AT&T announced fiscal first-quarter 2011 results April 20 that were peppered with records. While many wondered whether the arrival of an Apple iPhone 4 on competitor Verizon Wireless’ network in February would sound a death knell for AT&T-which during its four-year tenure as the exclusive provider of the iPhone had suffered loud complaints from customers regarding the quality of its network-in preparation it had stocked its mobile portfolio with a variety of devices, including Android-running smartphones, and it managed to sell 5.5 million smartphones and add 2 million new wireless subscribers during the quarter, both first-quarter bests for the company.
AT&T’s iPhone activations also increased by nearly 1 million year-over-year to 3.6 million during the quarter, and it saw an overall profit of $3.4 billion-up from $2.5 billion a year ago-on consolidated revenues of $31.2 billion.
“We entered this quarter and this year with some questions and some uncertainty, primarily related to the change in iPhone exclusivity and the impacts that would have on our business. Hopefully, we’ve answered those,” out-going AT&T CFO Rick Lindner said during an April 20 call with analysts and media.
“Was there an impact from another carrier launching the iPhone? The answer was yes, there was,” Lindner continued. “We saw a very small increase in postpaid churn, and we saw a slight decline in overall flowshare. But the impacts were significantly less than many in the financial community and the media expected, and frankly the impacts were less than we expected. And we continued to grow our postpaid base. We continued to grow our iPhone base. We continued to grow postpaid ARPU [average revenue per user] and had significant growth in wireless data revenues.”
Helping to drive ARPU, said Ralph de la Vega, president and CEO of AT&T’s mobility and consumer markets division, were sales of RIM BlackBerry handsets, smartphones running Google’s Android and Microsoft’s Windows Phone OS, and AT&T’s “fundamental strategy to drive customers into smartphones with higher data plans.”
De La Vega said AT&T has been promoting low-cost smartphones, such as the HTC Inspire, as well as new Android phones like the Motorola Atrix-“which is selling very, very well”-and has seen an increase in customers moving from messaging devices and feature phones to smartphones.
AT&T also enjoyed an increase in tablet sales, with its “branded computing subscribers”-those using data-only devices, including aircards-doubling since the first quarter of 2010 for a total of 3.4 million subscribers.
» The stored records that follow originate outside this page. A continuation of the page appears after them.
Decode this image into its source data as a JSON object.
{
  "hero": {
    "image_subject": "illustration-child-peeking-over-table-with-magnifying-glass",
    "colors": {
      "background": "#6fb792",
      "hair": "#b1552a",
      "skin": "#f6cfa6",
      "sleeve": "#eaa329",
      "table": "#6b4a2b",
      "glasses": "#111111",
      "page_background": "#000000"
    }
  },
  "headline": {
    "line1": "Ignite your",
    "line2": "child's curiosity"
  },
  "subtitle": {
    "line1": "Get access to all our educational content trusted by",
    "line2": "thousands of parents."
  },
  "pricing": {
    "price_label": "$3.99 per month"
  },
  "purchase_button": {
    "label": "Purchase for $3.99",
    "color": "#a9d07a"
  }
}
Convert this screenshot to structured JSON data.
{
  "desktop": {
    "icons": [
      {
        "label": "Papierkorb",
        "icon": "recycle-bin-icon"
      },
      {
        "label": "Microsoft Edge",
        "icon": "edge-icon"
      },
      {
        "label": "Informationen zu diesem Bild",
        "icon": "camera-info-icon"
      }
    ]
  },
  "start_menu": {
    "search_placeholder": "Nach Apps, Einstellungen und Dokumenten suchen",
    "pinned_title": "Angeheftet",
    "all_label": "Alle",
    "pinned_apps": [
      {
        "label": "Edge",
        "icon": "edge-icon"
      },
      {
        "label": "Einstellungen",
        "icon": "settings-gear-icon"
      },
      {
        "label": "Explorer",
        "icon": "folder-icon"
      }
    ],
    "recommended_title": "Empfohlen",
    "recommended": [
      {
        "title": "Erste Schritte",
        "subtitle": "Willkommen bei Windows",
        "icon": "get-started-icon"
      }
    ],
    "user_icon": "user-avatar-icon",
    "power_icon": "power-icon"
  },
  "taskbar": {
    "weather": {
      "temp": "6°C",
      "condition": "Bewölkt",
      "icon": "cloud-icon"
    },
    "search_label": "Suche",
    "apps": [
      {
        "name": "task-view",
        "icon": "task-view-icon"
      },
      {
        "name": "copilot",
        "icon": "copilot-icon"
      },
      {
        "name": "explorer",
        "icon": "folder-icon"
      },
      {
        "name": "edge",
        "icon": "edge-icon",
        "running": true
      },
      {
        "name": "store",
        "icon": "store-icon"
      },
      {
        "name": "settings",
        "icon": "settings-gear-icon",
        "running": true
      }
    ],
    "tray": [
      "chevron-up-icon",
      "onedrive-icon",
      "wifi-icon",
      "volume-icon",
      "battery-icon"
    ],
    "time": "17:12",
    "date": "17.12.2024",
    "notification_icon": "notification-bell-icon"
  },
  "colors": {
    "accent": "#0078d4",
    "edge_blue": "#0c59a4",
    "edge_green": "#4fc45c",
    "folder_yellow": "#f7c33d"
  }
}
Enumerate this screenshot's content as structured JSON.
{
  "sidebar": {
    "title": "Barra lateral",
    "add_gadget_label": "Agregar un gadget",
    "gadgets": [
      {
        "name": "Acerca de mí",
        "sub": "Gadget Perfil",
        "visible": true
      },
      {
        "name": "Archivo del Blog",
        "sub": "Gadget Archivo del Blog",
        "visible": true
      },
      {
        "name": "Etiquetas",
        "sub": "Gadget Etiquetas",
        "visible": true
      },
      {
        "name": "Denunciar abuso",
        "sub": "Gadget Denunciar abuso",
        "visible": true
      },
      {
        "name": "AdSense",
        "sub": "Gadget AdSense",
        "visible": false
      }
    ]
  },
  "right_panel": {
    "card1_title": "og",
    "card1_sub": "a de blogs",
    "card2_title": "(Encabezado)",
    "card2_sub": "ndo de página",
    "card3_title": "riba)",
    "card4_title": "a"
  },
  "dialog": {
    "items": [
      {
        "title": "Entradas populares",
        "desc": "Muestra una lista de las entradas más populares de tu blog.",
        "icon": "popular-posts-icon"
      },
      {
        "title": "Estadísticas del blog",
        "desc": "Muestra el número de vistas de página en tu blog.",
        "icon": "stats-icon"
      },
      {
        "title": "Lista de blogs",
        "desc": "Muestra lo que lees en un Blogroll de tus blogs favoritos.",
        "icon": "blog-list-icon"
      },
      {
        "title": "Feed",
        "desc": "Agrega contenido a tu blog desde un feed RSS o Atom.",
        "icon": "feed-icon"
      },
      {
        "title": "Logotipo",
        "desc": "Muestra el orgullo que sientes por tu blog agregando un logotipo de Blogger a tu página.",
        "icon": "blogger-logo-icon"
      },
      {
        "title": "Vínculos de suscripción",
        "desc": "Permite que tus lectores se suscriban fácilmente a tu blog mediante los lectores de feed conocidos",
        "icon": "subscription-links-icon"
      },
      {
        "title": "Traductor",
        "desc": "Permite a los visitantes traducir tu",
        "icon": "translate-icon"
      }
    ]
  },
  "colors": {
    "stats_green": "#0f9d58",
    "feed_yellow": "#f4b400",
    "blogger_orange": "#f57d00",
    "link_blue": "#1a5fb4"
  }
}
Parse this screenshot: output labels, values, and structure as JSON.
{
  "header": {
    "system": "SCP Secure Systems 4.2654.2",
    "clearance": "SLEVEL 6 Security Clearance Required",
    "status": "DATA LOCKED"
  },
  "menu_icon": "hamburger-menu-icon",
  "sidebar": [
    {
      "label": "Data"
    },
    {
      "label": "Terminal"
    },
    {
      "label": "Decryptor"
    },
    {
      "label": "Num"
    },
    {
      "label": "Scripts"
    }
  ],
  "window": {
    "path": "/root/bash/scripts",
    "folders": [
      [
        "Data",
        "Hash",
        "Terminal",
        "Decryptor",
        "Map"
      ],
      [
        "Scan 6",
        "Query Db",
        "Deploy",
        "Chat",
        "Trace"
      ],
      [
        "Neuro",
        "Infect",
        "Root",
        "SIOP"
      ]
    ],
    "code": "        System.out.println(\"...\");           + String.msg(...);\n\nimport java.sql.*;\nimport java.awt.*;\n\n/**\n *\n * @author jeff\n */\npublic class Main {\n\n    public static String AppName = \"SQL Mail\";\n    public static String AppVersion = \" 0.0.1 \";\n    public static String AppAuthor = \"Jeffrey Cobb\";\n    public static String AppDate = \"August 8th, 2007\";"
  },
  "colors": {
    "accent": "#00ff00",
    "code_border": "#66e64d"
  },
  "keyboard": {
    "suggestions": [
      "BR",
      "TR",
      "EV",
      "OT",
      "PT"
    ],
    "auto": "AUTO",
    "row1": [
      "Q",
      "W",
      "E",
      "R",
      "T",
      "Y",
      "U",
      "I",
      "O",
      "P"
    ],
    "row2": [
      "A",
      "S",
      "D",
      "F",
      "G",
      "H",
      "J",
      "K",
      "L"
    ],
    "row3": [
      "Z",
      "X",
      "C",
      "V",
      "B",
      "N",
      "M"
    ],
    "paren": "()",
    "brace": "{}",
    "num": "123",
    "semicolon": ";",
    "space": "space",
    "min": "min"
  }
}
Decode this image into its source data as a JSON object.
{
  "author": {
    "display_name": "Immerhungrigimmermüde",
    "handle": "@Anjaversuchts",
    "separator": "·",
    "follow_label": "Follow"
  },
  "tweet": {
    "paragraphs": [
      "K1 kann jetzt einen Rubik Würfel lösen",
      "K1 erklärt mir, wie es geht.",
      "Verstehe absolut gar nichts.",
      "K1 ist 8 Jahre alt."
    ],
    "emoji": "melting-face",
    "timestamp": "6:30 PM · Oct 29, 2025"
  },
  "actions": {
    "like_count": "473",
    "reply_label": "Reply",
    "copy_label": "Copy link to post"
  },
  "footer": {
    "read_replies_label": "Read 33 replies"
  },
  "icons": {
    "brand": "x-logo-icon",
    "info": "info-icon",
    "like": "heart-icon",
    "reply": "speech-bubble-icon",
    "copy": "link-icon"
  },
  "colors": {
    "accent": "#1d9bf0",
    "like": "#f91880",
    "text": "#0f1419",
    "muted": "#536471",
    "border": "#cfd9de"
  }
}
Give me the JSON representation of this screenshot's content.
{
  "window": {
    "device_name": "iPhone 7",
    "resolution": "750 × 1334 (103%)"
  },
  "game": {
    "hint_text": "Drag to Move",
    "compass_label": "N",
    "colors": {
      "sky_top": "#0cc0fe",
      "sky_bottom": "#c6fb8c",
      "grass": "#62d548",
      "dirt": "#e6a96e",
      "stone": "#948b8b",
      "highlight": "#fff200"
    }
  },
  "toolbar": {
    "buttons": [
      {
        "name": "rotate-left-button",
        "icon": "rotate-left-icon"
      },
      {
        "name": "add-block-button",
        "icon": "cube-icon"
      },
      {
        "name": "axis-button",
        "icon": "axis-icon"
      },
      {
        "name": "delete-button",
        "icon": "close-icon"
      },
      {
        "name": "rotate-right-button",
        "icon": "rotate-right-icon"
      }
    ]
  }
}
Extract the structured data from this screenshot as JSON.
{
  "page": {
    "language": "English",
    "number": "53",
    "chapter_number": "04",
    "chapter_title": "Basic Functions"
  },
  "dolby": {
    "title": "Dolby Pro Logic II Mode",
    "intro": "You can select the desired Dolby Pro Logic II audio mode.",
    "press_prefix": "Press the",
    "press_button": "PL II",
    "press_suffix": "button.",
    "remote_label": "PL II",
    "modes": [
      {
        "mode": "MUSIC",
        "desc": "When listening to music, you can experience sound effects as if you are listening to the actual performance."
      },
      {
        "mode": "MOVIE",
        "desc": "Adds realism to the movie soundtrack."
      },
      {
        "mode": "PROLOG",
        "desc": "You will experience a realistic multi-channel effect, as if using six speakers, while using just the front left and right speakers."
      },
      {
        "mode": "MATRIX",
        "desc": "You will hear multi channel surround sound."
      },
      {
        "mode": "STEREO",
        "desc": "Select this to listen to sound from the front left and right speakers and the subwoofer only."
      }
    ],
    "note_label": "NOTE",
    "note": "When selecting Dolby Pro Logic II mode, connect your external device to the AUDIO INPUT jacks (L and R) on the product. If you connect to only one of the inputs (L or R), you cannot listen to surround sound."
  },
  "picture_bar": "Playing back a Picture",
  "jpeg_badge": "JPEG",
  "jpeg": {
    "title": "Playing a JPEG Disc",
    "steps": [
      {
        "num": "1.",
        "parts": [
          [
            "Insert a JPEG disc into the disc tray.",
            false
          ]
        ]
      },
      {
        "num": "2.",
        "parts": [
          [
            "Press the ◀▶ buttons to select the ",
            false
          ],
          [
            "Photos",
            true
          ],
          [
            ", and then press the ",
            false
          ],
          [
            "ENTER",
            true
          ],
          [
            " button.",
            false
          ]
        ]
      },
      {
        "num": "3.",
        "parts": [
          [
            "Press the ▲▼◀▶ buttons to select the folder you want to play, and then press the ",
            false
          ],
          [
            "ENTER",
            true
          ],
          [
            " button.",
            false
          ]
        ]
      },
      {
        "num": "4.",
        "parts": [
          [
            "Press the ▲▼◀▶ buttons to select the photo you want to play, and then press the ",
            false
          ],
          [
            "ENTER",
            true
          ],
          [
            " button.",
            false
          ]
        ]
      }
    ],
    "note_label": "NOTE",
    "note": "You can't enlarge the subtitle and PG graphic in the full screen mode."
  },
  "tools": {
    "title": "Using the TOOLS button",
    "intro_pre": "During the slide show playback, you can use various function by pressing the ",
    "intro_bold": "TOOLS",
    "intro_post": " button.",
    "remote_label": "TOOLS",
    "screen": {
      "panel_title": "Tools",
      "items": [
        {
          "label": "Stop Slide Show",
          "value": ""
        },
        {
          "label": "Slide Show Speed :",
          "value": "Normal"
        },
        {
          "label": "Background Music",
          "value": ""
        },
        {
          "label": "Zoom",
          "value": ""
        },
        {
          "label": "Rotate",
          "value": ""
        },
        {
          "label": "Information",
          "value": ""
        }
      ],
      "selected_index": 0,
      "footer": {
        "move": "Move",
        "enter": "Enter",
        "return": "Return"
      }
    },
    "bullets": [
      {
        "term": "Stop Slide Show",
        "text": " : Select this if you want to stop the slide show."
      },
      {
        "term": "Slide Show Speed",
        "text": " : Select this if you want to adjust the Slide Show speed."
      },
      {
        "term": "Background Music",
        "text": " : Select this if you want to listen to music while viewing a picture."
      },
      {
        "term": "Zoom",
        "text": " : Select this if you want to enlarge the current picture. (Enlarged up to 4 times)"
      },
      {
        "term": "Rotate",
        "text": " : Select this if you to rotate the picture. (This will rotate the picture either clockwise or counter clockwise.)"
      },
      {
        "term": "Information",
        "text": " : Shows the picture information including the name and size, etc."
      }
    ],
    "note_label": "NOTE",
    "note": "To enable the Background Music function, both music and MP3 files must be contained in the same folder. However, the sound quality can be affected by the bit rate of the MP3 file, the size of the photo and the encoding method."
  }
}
This growth, along with rapid smartphone sales, emphasizes AT&T’s need to grow its mobile broadband network.
AT&T’s growth, AT&T CEO Randall Stephenson said in a statement, is why the company’s “agreement to acquire T-Mobile USA … is so important. Combined, the two companies’ spectrum and network assets will allow us to simultaneously address spectrum issues created by this increased demand and improve customers’ network experience as volumes continue to grow.”
Its proposed purchase of T-Mobile for $39 billion in cash and stocks has raised questions about the degree of competition that would remain in the industry, were the deal to be approved, and the Federal Communications Commission and other federal agencies have said they plan to consider and comb over it quite carefully.
AT&T, however, addressed the completion of the deal not so much as an “if” but a “when.”
“Beyond 2011,” Lindner said in his closing comments during the call, “we look forward to closing our acquisition of T-Mobile and to delivering all the benefits and all the promises of a strong, nationwide, wireless broadband network to our customers, to the nation and to our shareholders.”